background_fid.jpg
Regional Public Journalism
Play Live Radio
Next Up:
0:00
0:00
Available On Air Stations

Hanford Site

Hanford Site

Hanford_main.jpg
Credit Anna King / Northwest News Network
The Hanford Nuclear Reservation in southeast Washington was home to Native Americans and later to settlers. It turned into an top-secret military workhorse during World War II and the Cold War. Now, it’s one of the most pressing and complex environmental cleanup challenges humanity is facing in the world.

This remote area in southeast Washington is where the federal government made plutonium for bombs during WWII and the Cold War. It’s now home to some of the most toxic contamination on earth, a witch’s brew of chemicals, radioactive waste and defunct structures. In central Hanford, leaking underground tanks full of radioactive sludge await a permanent solution. Meanwhile, a massive $12 billion waste treatment plant, designed to bind up that tank waste into more stable glass logs, has a troubled history.

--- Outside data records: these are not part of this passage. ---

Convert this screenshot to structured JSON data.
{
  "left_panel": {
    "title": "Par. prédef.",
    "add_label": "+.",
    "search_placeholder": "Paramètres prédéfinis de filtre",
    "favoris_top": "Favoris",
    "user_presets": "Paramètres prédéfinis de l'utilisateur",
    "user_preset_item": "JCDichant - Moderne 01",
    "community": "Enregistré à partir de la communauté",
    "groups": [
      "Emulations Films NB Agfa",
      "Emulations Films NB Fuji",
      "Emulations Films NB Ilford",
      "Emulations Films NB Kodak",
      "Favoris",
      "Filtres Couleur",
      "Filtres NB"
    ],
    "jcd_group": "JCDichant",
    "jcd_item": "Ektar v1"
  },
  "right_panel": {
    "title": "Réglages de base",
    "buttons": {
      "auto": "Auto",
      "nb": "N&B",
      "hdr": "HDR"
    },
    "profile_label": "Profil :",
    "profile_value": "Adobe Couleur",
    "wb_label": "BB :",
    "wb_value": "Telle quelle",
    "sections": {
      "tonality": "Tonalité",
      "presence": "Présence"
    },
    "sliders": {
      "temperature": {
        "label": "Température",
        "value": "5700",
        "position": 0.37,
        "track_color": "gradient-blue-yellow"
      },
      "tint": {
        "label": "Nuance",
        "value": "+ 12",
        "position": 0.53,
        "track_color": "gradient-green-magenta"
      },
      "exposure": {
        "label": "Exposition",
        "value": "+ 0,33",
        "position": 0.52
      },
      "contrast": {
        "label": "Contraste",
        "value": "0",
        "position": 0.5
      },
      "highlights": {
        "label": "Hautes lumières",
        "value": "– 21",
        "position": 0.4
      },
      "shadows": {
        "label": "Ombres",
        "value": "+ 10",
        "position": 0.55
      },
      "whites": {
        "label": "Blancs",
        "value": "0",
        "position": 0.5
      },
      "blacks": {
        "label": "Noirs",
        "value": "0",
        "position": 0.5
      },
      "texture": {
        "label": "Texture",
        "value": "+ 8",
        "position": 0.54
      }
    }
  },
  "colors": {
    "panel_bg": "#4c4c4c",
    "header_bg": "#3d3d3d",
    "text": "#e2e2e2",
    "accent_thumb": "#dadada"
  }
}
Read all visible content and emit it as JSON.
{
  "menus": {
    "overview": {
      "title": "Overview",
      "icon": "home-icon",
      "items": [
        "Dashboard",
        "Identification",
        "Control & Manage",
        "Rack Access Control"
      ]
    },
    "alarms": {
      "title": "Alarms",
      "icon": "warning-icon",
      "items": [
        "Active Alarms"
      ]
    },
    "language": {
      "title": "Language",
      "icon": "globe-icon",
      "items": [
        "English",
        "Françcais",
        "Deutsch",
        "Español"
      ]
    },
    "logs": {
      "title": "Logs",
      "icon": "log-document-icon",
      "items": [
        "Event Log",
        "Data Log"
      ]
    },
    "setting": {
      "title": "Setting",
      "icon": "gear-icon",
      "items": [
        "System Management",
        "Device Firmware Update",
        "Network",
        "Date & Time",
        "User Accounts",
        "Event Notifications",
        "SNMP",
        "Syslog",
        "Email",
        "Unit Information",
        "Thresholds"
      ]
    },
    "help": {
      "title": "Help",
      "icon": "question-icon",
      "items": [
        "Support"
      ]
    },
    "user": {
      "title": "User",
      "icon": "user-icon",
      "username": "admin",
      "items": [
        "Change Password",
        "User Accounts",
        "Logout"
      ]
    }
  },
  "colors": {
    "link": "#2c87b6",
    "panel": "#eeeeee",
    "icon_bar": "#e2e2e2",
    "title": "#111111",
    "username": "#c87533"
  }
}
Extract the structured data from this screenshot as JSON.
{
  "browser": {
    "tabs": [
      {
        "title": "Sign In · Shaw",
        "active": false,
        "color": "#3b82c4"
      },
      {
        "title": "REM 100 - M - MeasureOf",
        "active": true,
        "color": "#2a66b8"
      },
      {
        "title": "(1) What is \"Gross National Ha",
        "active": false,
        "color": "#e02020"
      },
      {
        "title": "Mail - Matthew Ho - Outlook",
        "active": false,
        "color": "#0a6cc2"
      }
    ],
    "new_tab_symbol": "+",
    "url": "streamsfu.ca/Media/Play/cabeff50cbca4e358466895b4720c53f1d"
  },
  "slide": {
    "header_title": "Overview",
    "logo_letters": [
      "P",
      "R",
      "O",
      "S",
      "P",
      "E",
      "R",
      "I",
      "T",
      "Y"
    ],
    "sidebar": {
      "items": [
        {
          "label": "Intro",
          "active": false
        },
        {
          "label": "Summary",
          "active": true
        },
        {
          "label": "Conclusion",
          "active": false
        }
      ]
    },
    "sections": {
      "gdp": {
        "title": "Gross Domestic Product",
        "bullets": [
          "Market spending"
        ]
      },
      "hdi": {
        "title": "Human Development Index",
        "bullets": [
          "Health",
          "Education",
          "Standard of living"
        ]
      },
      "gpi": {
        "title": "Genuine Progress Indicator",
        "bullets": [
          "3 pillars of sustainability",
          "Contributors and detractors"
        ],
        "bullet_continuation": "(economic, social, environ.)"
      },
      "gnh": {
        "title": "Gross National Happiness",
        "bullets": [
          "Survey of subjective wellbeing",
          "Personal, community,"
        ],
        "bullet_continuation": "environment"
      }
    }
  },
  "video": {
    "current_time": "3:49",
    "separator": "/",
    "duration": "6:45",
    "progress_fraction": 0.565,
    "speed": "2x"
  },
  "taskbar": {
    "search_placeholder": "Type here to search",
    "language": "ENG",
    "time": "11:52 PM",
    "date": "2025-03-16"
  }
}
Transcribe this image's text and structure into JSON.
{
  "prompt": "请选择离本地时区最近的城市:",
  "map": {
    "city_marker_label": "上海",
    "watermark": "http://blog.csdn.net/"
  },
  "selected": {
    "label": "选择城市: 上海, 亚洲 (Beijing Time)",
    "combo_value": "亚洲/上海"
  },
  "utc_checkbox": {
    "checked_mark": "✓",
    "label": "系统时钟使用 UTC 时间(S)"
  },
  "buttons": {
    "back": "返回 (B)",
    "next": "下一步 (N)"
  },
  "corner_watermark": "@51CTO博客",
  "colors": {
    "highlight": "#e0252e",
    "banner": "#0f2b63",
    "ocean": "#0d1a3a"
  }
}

annaKing_0.jpg
Credit Paul Loofburrow
Anna King is public radio's correspondent in Richland, Washington, covering the seemingly endless complexities of the Hanford Nuclear Reservation.